As previously reported on Conduit Street, the Adequate Public Facilities Ordinance (APFO) Workgroup of the Maryland Sustainable Growth Commission circulated a draft report on county and municipal APFOs for comment. The draft report summarizes 2-year reports that local governments have been required to submit to the Maryland Department of Planning on their use of APFOs and the effect of APFOs on slowing or stopping growth in Priority Funding Areas. The draft report also contained 12 recommendations regarding possible statewide changes to APFO requirements.
MACo circulated the report for county feedback and submitted comments on the report on May 7. MACo offered several general comments, errata, and notes on the report’s recommendations. From MACo’s comments on the draft report’s Recommendations # 1-5:
Recommendation #1: While APFO model guidelines can be helpful, the State should avoid imposing a “one-size-fits-all” solution on local governments. Counties may only need APFOs for specific services or circumstances and should be able to craft an APFO that meets their local needs.
Recommendation #2: Establishing minimum level of service (LOS) standards in PFAs is meaningless if the funding necessary to establish and maintain the LOS standards is lacking. Additionally, there is a potential “one-size-fits-all” problem.

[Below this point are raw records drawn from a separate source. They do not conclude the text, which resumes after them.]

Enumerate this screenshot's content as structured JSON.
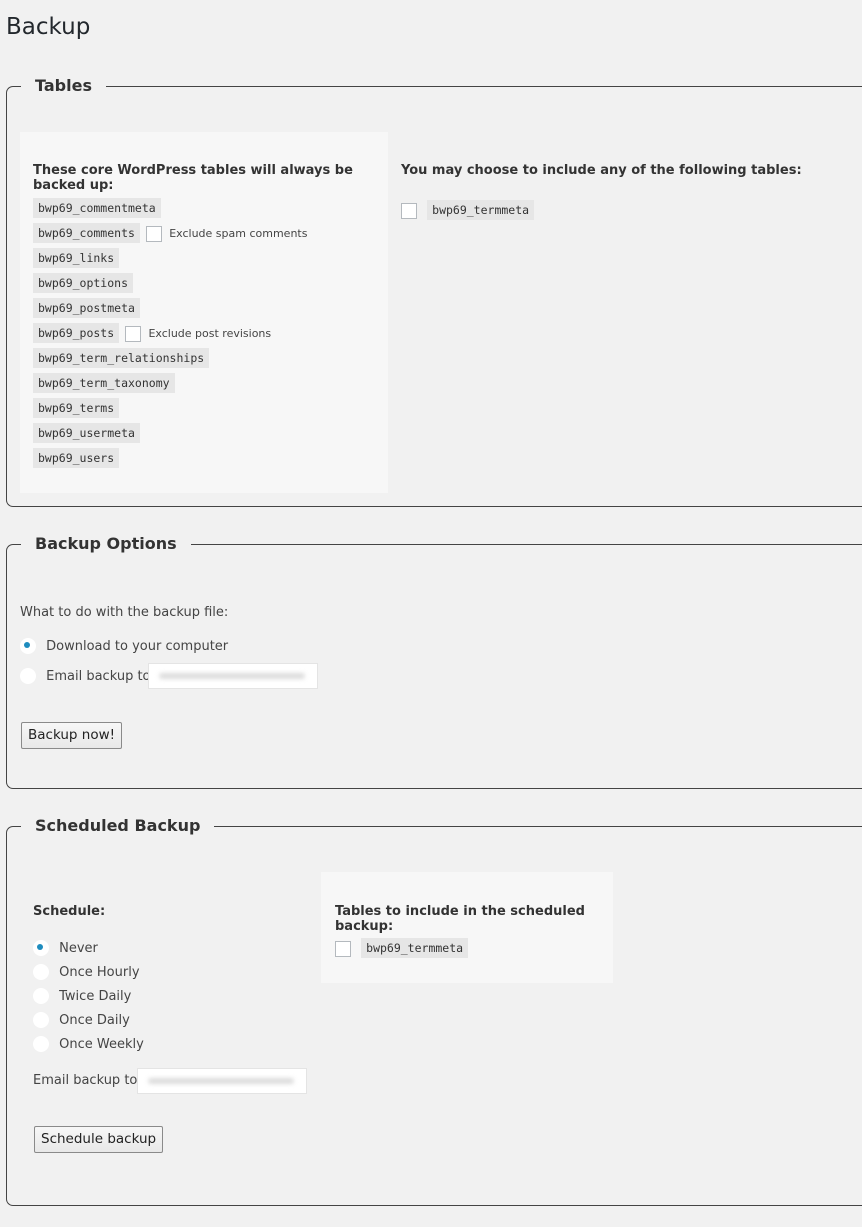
{
  "page": {
    "title": "Backup"
  },
  "tables": {
    "legend": "Tables",
    "core_heading": "These core WordPress tables will always be backed up:",
    "core_tables": [
      {
        "name": "bwp69_commentmeta"
      },
      {
        "name": "bwp69_comments",
        "option_label": "Exclude spam comments",
        "option_checked": false
      },
      {
        "name": "bwp69_links"
      },
      {
        "name": "bwp69_options"
      },
      {
        "name": "bwp69_postmeta"
      },
      {
        "name": "bwp69_posts",
        "option_label": "Exclude post revisions",
        "option_checked": false
      },
      {
        "name": "bwp69_term_relationships"
      },
      {
        "name": "bwp69_term_taxonomy"
      },
      {
        "name": "bwp69_terms"
      },
      {
        "name": "bwp69_usermeta"
      },
      {
        "name": "bwp69_users"
      }
    ],
    "optional_heading": "You may choose to include any of the following tables:",
    "optional_tables": [
      {
        "name": "bwp69_termmeta",
        "checked": false
      }
    ]
  },
  "backup_options": {
    "legend": "Backup Options",
    "question": "What to do with the backup file:",
    "options": [
      {
        "label": "Download to your computer",
        "selected": true
      },
      {
        "label": "Email backup to:",
        "selected": false
      }
    ],
    "email_value": "(blurred)",
    "button_label": "Backup now!"
  },
  "scheduled": {
    "legend": "Scheduled Backup",
    "schedule_heading": "Schedule:",
    "options": [
      {
        "label": "Never",
        "selected": true
      },
      {
        "label": "Once Hourly",
        "selected": false
      },
      {
        "label": "Twice Daily",
        "selected": false
      },
      {
        "label": "Once Daily",
        "selected": false
      },
      {
        "label": "Once Weekly",
        "selected": false
      }
    ],
    "email_label": "Email backup to:",
    "email_value": "(blurred)",
    "tables_heading": "Tables to include in the scheduled backup:",
    "tables": [
      {
        "name": "bwp69_termmeta",
        "checked": false
      }
    ],
    "button_label": "Schedule backup"
  },
  "colors": {
    "accent": "#1e8cbe",
    "background": "#f1f1f1",
    "panel": "#f7f7f7",
    "code_bg": "#e6e6e6"
  }
}
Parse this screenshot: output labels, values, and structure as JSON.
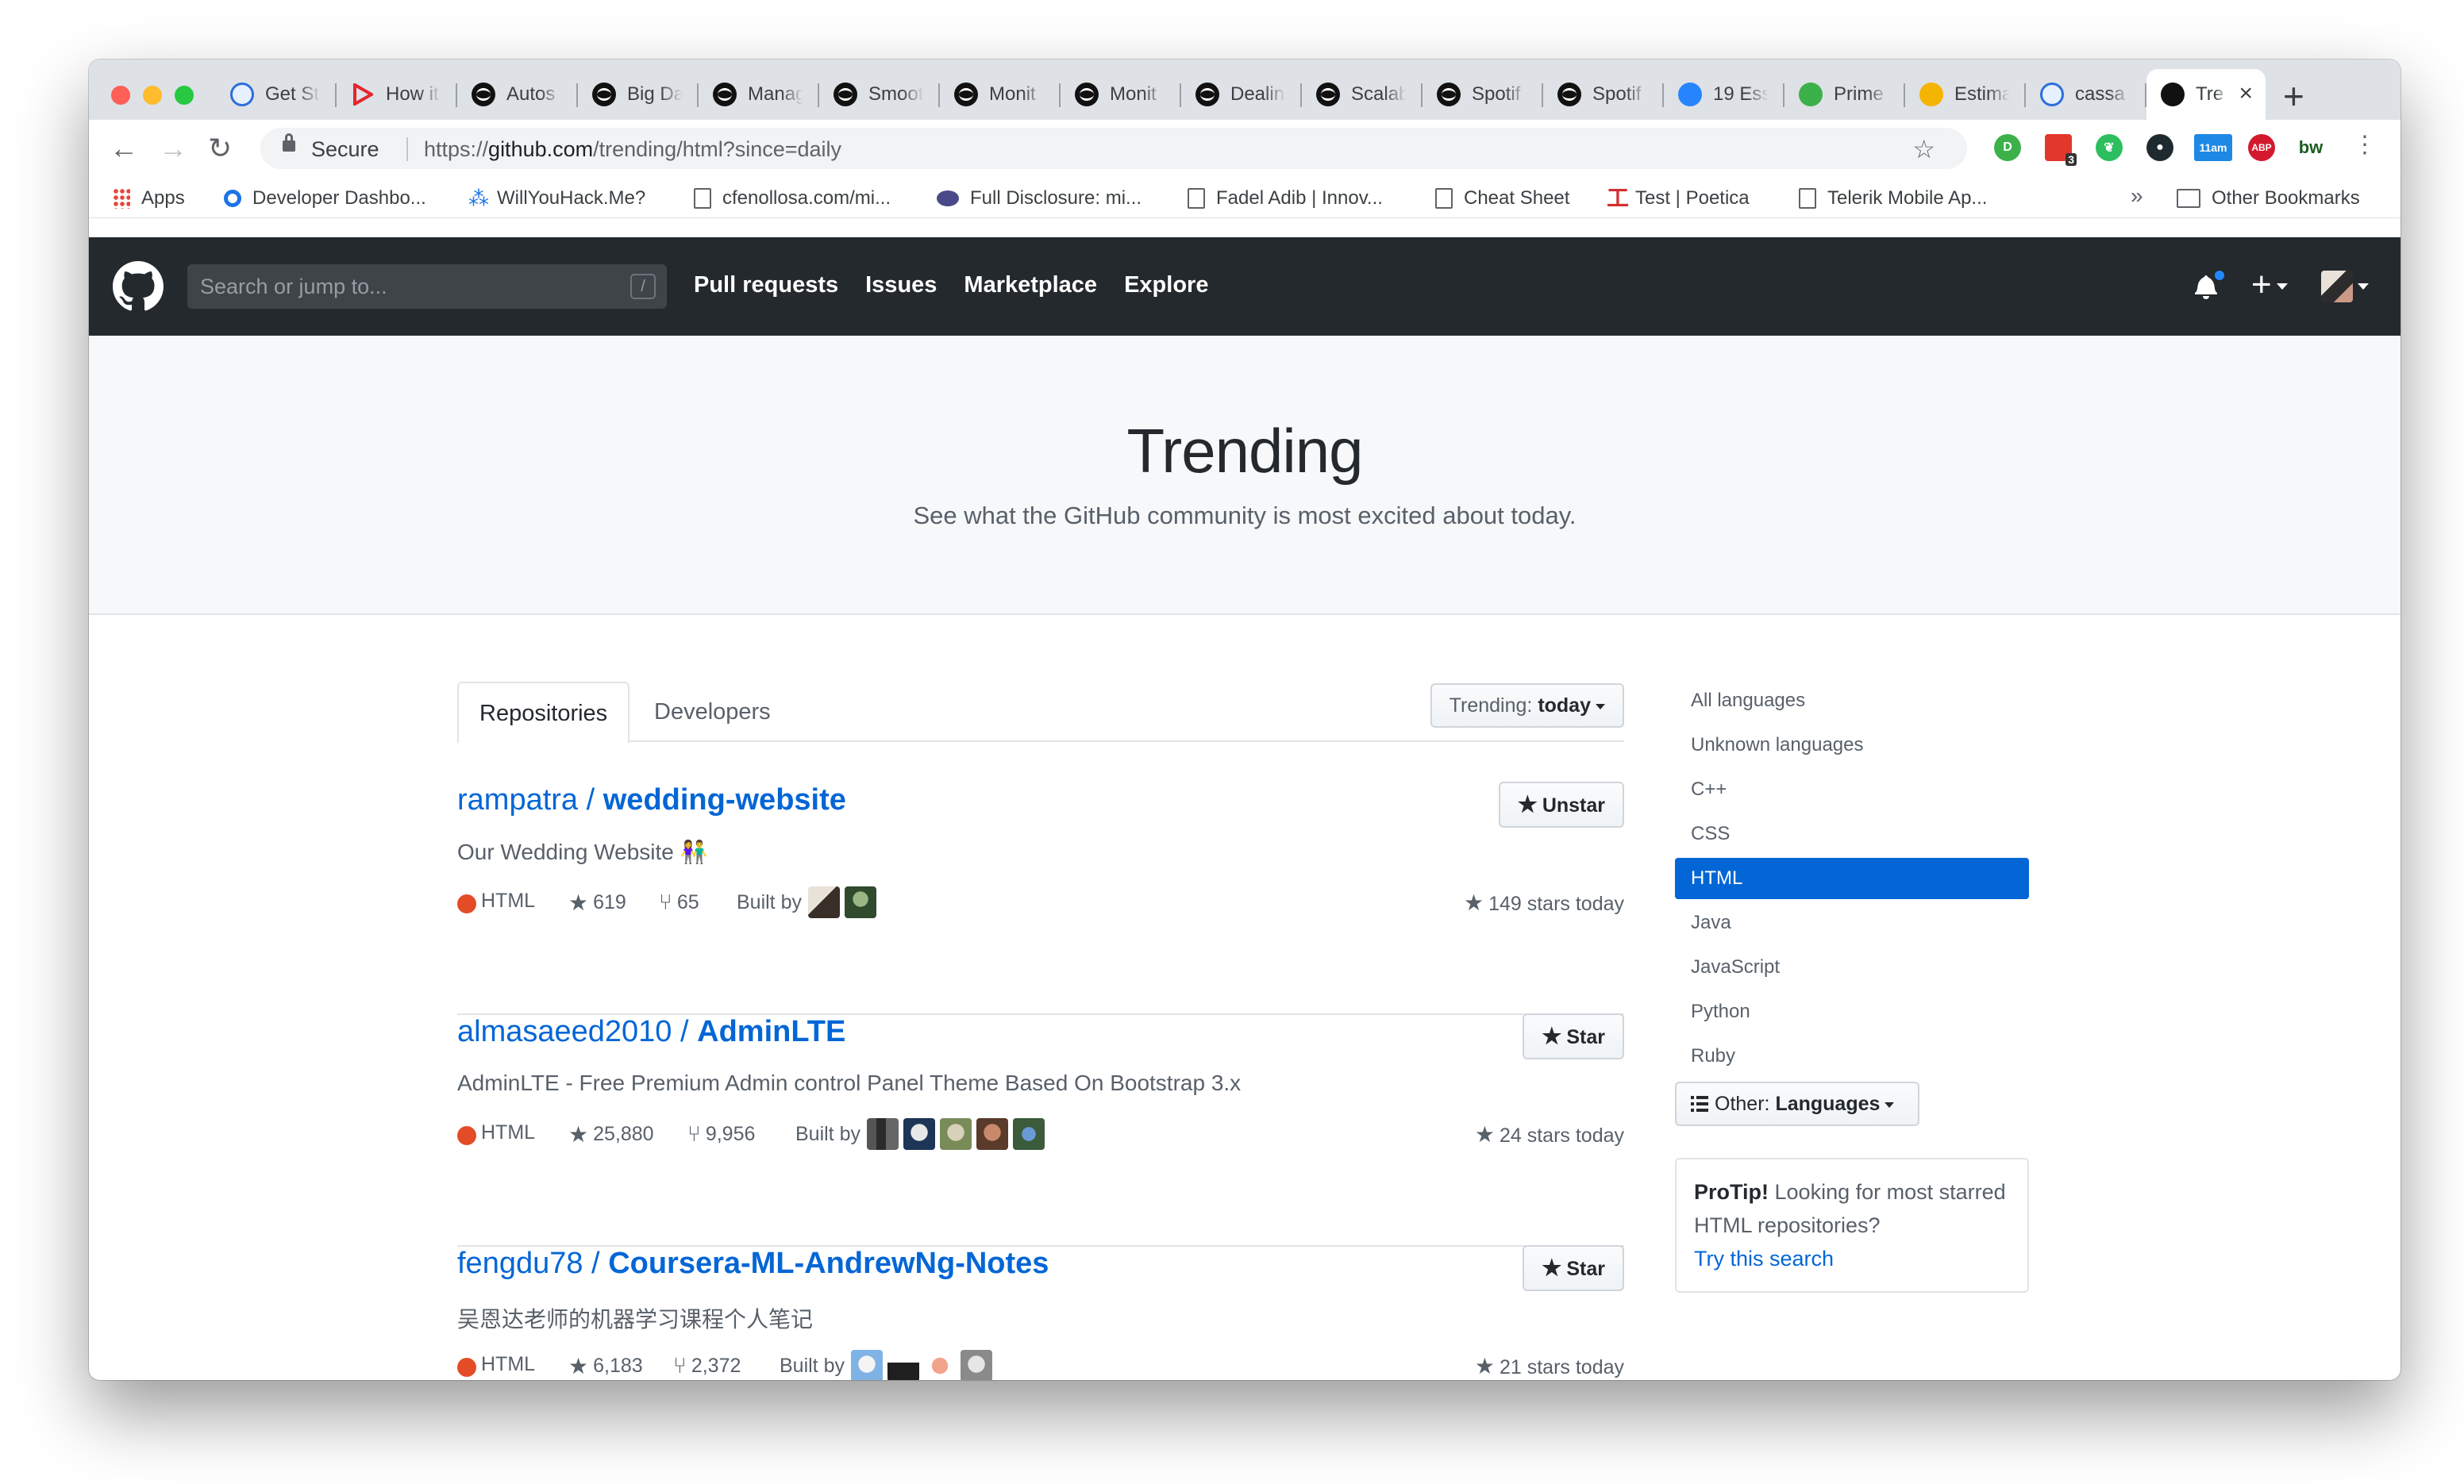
{
  "browser": {
    "tabs": [
      {
        "title": "Get St",
        "icon": "flutter-icon"
      },
      {
        "title": "How it",
        "icon": "youtube-icon"
      },
      {
        "title": "Autos",
        "icon": "spotify-icon"
      },
      {
        "title": "Big Da",
        "icon": "spotify-icon"
      },
      {
        "title": "Manag",
        "icon": "spotify-icon"
      },
      {
        "title": "Smoot",
        "icon": "spotify-icon"
      },
      {
        "title": "Monit",
        "icon": "spotify-icon"
      },
      {
        "title": "Monit",
        "icon": "spotify-icon"
      },
      {
        "title": "Dealin",
        "icon": "spotify-icon"
      },
      {
        "title": "Scalab",
        "icon": "spotify-icon"
      },
      {
        "title": "Spotif",
        "icon": "spotify-icon"
      },
      {
        "title": "Spotif",
        "icon": "spotify-icon"
      },
      {
        "title": "19 Ess",
        "icon": "jira-icon"
      },
      {
        "title": "Prime",
        "icon": "play-icon"
      },
      {
        "title": "Estima",
        "icon": "estimate-icon"
      },
      {
        "title": "cassa",
        "icon": "flutter-icon"
      }
    ],
    "active_tab": {
      "title": "Tre",
      "icon": "github-icon"
    },
    "secure_label": "Secure",
    "url_prefix": "https://",
    "url_host": "github.com",
    "url_path": "/trending/html?since=daily",
    "extension_badge": "3",
    "extension_time": "11am",
    "extension_abp": "ABP",
    "extension_bw": "bw",
    "bookmarks": [
      {
        "label": "Apps",
        "icon": "apps-grid-icon"
      },
      {
        "label": "Developer Dashbo...",
        "icon": "ring-icon"
      },
      {
        "label": "WillYouHack.Me?",
        "icon": "hack-icon"
      },
      {
        "label": "cfenollosa.com/mi...",
        "icon": "page-icon"
      },
      {
        "label": "Full Disclosure: mi...",
        "icon": "eye-icon"
      },
      {
        "label": "Fadel Adib | Innov...",
        "icon": "page-icon"
      },
      {
        "label": "Cheat Sheet",
        "icon": "page-icon"
      },
      {
        "label": "Test | Poetica",
        "icon": "poetica-icon"
      },
      {
        "label": "Telerik Mobile Ap...",
        "icon": "page-icon"
      }
    ],
    "bookmarks_more": "»",
    "other_bookmarks": "Other Bookmarks"
  },
  "github_header": {
    "search_placeholder": "Search or jump to...",
    "search_hotkey": "/",
    "nav": [
      "Pull requests",
      "Issues",
      "Marketplace",
      "Explore"
    ]
  },
  "hero": {
    "title": "Trending",
    "subtitle": "See what the GitHub community is most excited about today."
  },
  "subnav": {
    "tabs": [
      "Repositories",
      "Developers"
    ],
    "trending_label": "Trending:",
    "trending_value": "today"
  },
  "repos": [
    {
      "owner": "rampatra",
      "name": "wedding-website",
      "description": "Our Wedding Website 👫",
      "language": "HTML",
      "language_color": "#e34c26",
      "stars": "619",
      "forks": "65",
      "built_by_label": "Built by",
      "contributors": [
        "#3a2f28",
        "#2f4a2c"
      ],
      "stars_today": "149 stars today",
      "action": "Unstar"
    },
    {
      "owner": "almasaeed2010",
      "name": "AdminLTE",
      "description": "AdminLTE - Free Premium Admin control Panel Theme Based On Bootstrap 3.x",
      "language": "HTML",
      "language_color": "#e34c26",
      "stars": "25,880",
      "forks": "9,956",
      "built_by_label": "Built by",
      "contributors": [
        "#2b2b2b",
        "#1d3557",
        "#7a8b5a",
        "#5a3a2a",
        "#3b5b3b"
      ],
      "stars_today": "24 stars today",
      "action": "Star"
    },
    {
      "owner": "fengdu78",
      "name": "Coursera-ML-AndrewNg-Notes",
      "description": "吴恩达老师的机器学习课程个人笔记",
      "language": "HTML",
      "language_color": "#e34c26",
      "stars": "6,183",
      "forks": "2,372",
      "built_by_label": "Built by",
      "contributors": [
        "#7fb3e6",
        "#1f1f1f",
        "#f2a38c",
        "#8a8a8a"
      ],
      "stars_today": "21 stars today",
      "action": "Star"
    }
  ],
  "sidebar": {
    "languages": [
      "All languages",
      "Unknown languages",
      "C++",
      "CSS",
      "HTML",
      "Java",
      "JavaScript",
      "Python",
      "Ruby"
    ],
    "selected": "HTML",
    "other_label": "Other:",
    "other_value": "Languages",
    "protip_title": "ProTip!",
    "protip_text": "Looking for most starred HTML repositories?",
    "protip_link": "Try this search"
  },
  "colors": {
    "header_bg": "#24292e",
    "link": "#0366d6",
    "selected_lang_bg": "#0366d6",
    "html_lang": "#e34c26"
  }
}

Recommendations #3: Additional reporting requirements would impose further burdens on local governments and it should be noted that some of the proposed reporting information could prove sensitive or controversial.
Recommendation #4: While it should not become a habit to have extended moratoria under an APFO, setting a time limit on an APFO moratorium is meaningless if there is a capacity problem and no funding to solve the capacity problem. In fact, the capacity situation could be exacerbated if the APFO is waived without addressing the underlying capacity issue. Education on solutions, rather than a hard mandate, should be used to address overuse of extended moratoria.
Recommendation #5: Language should be added to the mitigation recommendation that acknowledges that mitigation is only effective if there is a commitment and actual follow-through from the developer. Many infrastructure issues cannot be partially mitigated (i.e., a county cannot build half a traffic signal or half a classroom).